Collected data
◆ ◆ ◆ ◆ ◆

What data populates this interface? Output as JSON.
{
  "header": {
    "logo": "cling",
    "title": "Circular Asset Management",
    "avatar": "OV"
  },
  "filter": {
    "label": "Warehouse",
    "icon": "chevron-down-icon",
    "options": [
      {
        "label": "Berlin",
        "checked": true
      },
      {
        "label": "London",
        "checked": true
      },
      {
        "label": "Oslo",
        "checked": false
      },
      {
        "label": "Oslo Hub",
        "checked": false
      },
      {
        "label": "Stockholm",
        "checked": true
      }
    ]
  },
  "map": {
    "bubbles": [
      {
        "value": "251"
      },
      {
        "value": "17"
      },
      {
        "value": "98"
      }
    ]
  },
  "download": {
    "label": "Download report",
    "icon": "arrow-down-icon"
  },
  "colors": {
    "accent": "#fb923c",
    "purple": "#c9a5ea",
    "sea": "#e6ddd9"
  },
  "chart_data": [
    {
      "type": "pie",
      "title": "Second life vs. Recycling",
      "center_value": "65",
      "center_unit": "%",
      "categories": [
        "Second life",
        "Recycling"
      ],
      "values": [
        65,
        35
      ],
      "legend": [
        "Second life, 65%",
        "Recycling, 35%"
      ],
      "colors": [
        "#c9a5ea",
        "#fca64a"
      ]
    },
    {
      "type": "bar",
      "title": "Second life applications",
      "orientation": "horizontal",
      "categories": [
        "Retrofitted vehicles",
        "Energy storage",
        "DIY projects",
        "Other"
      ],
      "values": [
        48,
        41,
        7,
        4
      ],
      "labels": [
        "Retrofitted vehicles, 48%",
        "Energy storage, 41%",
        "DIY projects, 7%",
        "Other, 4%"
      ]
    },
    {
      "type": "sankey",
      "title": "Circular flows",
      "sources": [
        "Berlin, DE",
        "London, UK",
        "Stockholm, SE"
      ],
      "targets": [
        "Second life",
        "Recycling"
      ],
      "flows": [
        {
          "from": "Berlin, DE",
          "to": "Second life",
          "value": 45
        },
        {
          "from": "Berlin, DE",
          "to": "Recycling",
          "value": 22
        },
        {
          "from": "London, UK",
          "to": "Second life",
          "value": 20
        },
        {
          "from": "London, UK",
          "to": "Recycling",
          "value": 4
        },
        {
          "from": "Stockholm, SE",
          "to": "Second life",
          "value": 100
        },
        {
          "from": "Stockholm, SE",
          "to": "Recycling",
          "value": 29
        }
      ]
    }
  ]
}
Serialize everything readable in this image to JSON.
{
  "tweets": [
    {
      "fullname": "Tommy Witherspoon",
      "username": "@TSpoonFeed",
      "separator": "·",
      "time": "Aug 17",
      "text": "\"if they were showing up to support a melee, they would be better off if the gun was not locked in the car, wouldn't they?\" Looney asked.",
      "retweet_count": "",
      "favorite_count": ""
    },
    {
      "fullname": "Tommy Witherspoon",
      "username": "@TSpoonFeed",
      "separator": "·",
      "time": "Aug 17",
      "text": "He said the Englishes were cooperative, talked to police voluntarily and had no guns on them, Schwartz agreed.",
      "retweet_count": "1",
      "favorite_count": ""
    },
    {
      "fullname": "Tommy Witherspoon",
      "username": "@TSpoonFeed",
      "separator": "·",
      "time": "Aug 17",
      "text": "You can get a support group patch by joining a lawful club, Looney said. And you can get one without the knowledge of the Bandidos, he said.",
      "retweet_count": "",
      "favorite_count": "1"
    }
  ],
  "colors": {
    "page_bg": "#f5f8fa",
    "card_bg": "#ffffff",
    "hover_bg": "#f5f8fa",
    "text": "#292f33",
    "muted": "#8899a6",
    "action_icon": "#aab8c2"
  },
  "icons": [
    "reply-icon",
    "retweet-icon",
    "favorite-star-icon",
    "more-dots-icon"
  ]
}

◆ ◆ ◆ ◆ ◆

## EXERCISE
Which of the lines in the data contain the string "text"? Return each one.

## EXERCISE ANSWER
      "text": "\"if they were showing up to support a melee, they would be better off if the gun was not locked in the car, wouldn't they?\" Looney asked.",
      "text": "He said the Englishes were cooperative, talked to police voluntarily and had no guns on them, Schwartz agreed.",
      "text": "You can get a support group patch by joining a lawful club, Looney said. And you can get one without the knowledge of the Bandidos, he said.",
    "text": "#292f33",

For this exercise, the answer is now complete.